Beyond the FMIC review, the AEM datalogs showed that the restriction included more than just the chiller. It showed the old 2.5-inch intercooler pipes were becoming a significant issue, the intake manifolds suddenly became a serious problem as they started to pop like balloons under the stress of 40-plus psi of boost from the GT40R turbo. And there may be issues with the stock throttle body.
The solution was a new set of Buschur Racing stainless steel 3-inch intercooler pipes, Accufab 70mm throttle body and AMS intake manifold. The AMS unit is superior to other designs currently available as it is constructed from super thick metal. Also, its superior design creates a wonderful compromise between low-end power and top-end breathing.
The newly released re-designed Accufab throttle body has a new multi-piece shaft design which is stronger than previous designs which have been noted for frequent failure in DSM applications.
Clutch"As soon as we strapped the car to the dyno with the new intercooler and throttle body setup we realized that it was going to be wicked wild," says Al. "The clutch slipped like crazy and the dyno recorded over 700 whp. Exedy has been working super hard to keep up with the clutch demands of the power-hungry USDM market. The unit we were using was a triple twin carbon clutch with the soft street-style pressure plate.
"The solution was the new upgraded race-style pressure plate with more clamping force. The new pressure plate not only totally eliminated the slipping problem, it also eliminated the need to heat up the carbon disk prior to launch which was required with the old setup. Surprisingly the pedal effort is only slightly greater than the previous street plate and the feel is actually improved."
Transmission"With over 22,000 miles on the original gearbox I figured it was time for some freshening up and I sent it off to the master of all DSM gear boxes Shepherd Racing. John Shepherd had just broke the record for the world's fastest AWD DSM with an amazing 8.13 at 176 mph in his 1991 Eagle Talon drag car so he knows how to hook up off the line. His Evo transmission program updates all the synchros and gears to improve shifting and power handling capacity. When I got it back it shifted much smoother and faster than ever before."
Nitrous"Following the lead of my fellow tuner Gadiel, from Puerto Rico, who has had great success with the use of nitrous to aid in off-the-line acceleration. I added a ZEX wet nitrous kit which is using a 35-shot fogger in the intercooler pipe. The nitrous is used at the launch to help spool the turbo and allow launching at a lower rpm than is otherwise possible with a larger turbo.
"When I saw the Big Valley STi making some passes down the track at Raceway Park in New Jersey I was very impressed with the smooth launching of that car and decided to apply the use of nitrous to improve my 60-foot times and possibly delivering less shock to the driveline."

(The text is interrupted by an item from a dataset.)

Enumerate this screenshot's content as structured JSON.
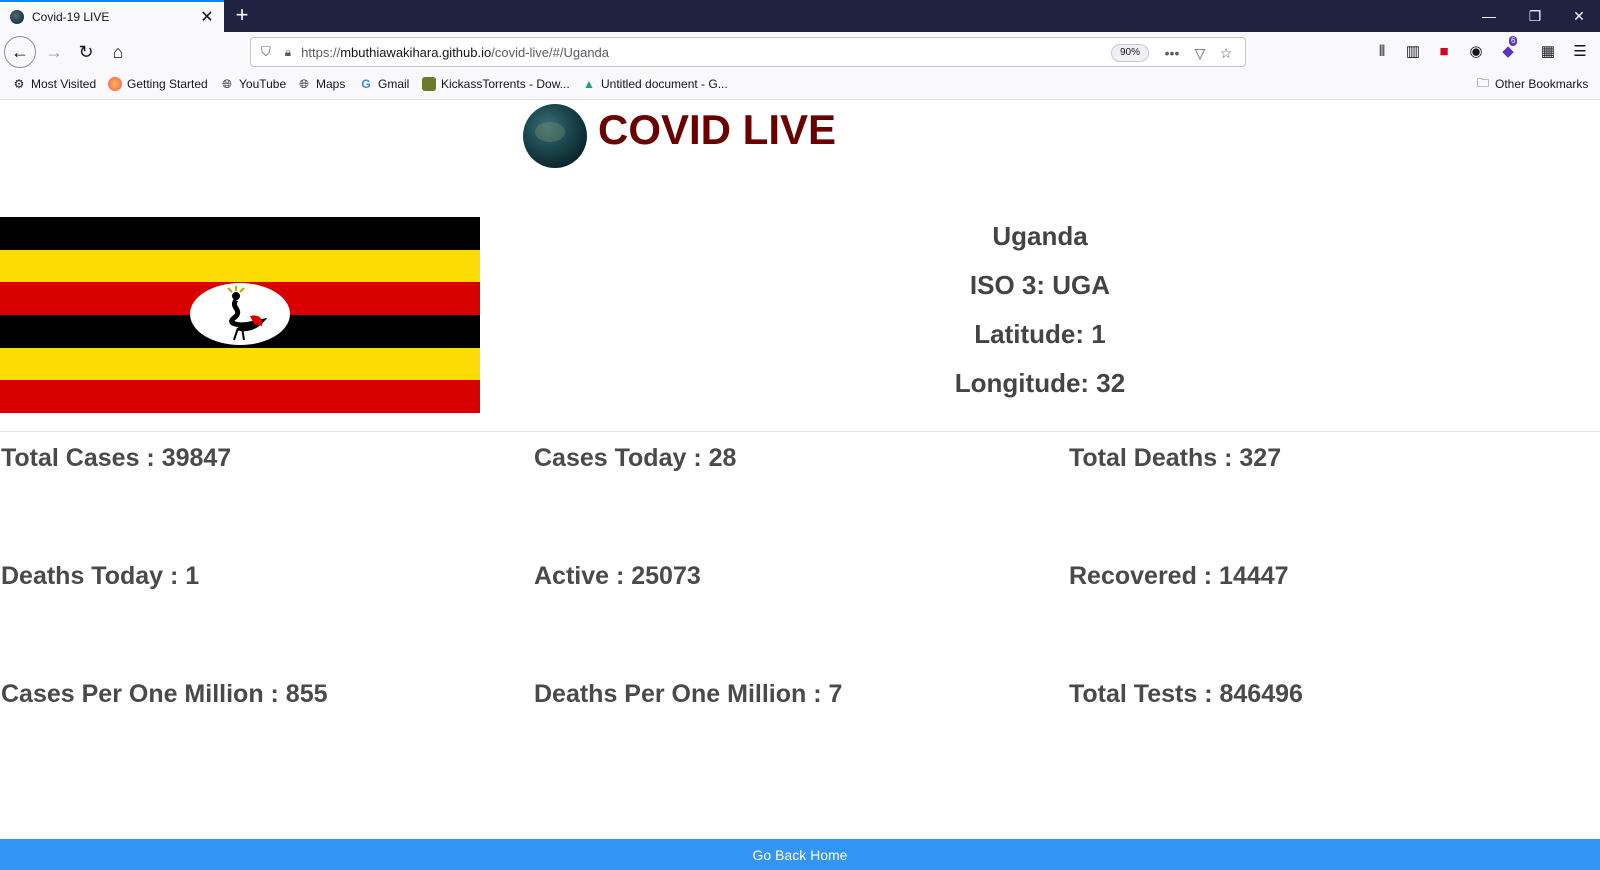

Results"With all the proper ingredients finally in place the car started to really come alive and it hit 746 whp on the Pruven Performance dyno. This netted me an 80 whp gain over the old GT35R setup and there was more power left on the table. However, once you reach the 700 whp-plus level it is my firm belief that it is better to tune at the track. The dyno pulls are so quick at that power level that it is very difficult to get a good loading on the car and an accurate tune. At the track the first pass with the new setup yielded a 10.2 at 144 mph, which is a very promising start. Sadly, on the next outing a rocker arm broke in half during the 1-2 shift at 9800 rpm so the engine now has to come out.
"Buschur Racing recently tested a 2.3-liter stroker kit with the GT40R and they have reported excellent results. It seems the additional displacement really helps the turbo spool much earlier and harder. The Buschur Racing stroker kit consists of a 4G64 crank, which has a 100mm stroke, stock length billet rods and special Buschur-spec pistons, which utilize a custom wrist pin height. The plan is to dial in this new combo and go deep into the 9s. Stay tuned."